(Task directions): The answer must be an exact copy of every record below.

(Data extracted from a collection):
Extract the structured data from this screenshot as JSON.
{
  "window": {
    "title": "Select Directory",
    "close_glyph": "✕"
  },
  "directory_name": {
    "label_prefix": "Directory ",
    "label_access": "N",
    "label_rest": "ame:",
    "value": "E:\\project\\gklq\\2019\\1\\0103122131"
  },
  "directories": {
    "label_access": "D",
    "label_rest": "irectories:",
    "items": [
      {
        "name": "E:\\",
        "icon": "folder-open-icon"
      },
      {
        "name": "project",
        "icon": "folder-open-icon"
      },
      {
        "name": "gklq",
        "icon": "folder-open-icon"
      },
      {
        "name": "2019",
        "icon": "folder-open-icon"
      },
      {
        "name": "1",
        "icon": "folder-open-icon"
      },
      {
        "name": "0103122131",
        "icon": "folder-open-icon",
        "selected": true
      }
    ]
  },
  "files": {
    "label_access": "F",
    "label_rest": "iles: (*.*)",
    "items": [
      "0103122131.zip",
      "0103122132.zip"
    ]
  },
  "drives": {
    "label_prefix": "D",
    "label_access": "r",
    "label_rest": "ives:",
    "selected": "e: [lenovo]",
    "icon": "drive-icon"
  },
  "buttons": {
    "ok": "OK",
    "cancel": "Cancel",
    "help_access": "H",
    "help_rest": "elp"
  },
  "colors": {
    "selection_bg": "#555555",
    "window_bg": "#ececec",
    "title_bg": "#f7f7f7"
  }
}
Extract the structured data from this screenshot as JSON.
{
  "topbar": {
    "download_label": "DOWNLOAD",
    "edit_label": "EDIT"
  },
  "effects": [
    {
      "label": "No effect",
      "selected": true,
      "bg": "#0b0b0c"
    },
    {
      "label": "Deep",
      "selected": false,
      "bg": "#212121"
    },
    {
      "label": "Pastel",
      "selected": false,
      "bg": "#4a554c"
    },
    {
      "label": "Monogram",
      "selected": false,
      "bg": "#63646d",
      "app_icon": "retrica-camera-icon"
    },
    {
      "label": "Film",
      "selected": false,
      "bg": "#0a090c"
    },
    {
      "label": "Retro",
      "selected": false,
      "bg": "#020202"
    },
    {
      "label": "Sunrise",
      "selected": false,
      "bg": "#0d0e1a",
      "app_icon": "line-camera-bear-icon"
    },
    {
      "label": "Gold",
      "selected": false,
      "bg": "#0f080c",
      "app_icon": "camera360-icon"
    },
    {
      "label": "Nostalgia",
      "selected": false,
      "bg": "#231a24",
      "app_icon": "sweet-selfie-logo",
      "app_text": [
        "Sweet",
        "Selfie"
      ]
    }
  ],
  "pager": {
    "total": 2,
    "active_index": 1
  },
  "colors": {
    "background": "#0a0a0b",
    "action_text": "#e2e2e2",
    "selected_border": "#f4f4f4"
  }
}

(Written response):
Extract the structured data from this screenshot as JSON.
{
  "window": {
    "title": "Select Directory",
    "close_glyph": "✕"
  },
  "directory_name": {
    "label_prefix": "Directory ",
    "label_access": "N",
    "label_rest": "ame:",
    "value": "E:\\project\\gklq\\2019\\1\\0103122131"
  },
  "directories": {
    "label_access": "D",
    "label_rest": "irectories:",
    "items": [
      {
        "name": "E:\\",
        "icon": "folder-open-icon"
      },
      {
        "name": "project",
        "icon": "folder-open-icon"
      },
      {
        "name": "gklq",
        "icon": "folder-open-icon"
      },
      {
        "name": "2019",
        "icon": "folder-open-icon"
      },
      {
        "name": "1",
        "icon": "folder-open-icon"
      },
      {
        "name": "0103122131",
        "icon": "folder-open-icon",
        "selected": true
      }
    ]
  },
  "files": {
    "label_access": "F",
    "label_rest": "iles: (*.*)",
    "items": [
      "0103122131.zip",
      "0103122132.zip"
    ]
  },
  "drives": {
    "label_prefix": "D",
    "label_access": "r",
    "label_rest": "ives:",
    "selected": "e: [lenovo]",
    "icon": "drive-icon"
  },
  "buttons": {
    "ok": "OK",
    "cancel": "Cancel",
    "help_access": "H",
    "help_rest": "elp"
  },
  "colors": {
    "selection_bg": "#555555",
    "window_bg": "#ececec",
    "title_bg": "#f7f7f7"
  }
}
Extract the structured data from this screenshot as JSON.
{
  "topbar": {
    "download_label": "DOWNLOAD",
    "edit_label": "EDIT"
  },
  "effects": [
    {
      "label": "No effect",
      "selected": true,
      "bg": "#0b0b0c"
    },
    {
      "label": "Deep",
      "selected": false,
      "bg": "#212121"
    },
    {
      "label": "Pastel",
      "selected": false,
      "bg": "#4a554c"
    },
    {
      "label": "Monogram",
      "selected": false,
      "bg": "#63646d",
      "app_icon": "retrica-camera-icon"
    },
    {
      "label": "Film",
      "selected": false,
      "bg": "#0a090c"
    },
    {
      "label": "Retro",
      "selected": false,
      "bg": "#020202"
    },
    {
      "label": "Sunrise",
      "selected": false,
      "bg": "#0d0e1a",
      "app_icon": "line-camera-bear-icon"
    },
    {
      "label": "Gold",
      "selected": false,
      "bg": "#0f080c",
      "app_icon": "camera360-icon"
    },
    {
      "label": "Nostalgia",
      "selected": false,
      "bg": "#231a24",
      "app_icon": "sweet-selfie-logo",
      "app_text": [
        "Sweet",
        "Selfie"
      ]
    }
  ],
  "pager": {
    "total": 2,
    "active_index": 1
  },
  "colors": {
    "background": "#0a0a0b",
    "action_text": "#e2e2e2",
    "selected_border": "#f4f4f4"
  }
}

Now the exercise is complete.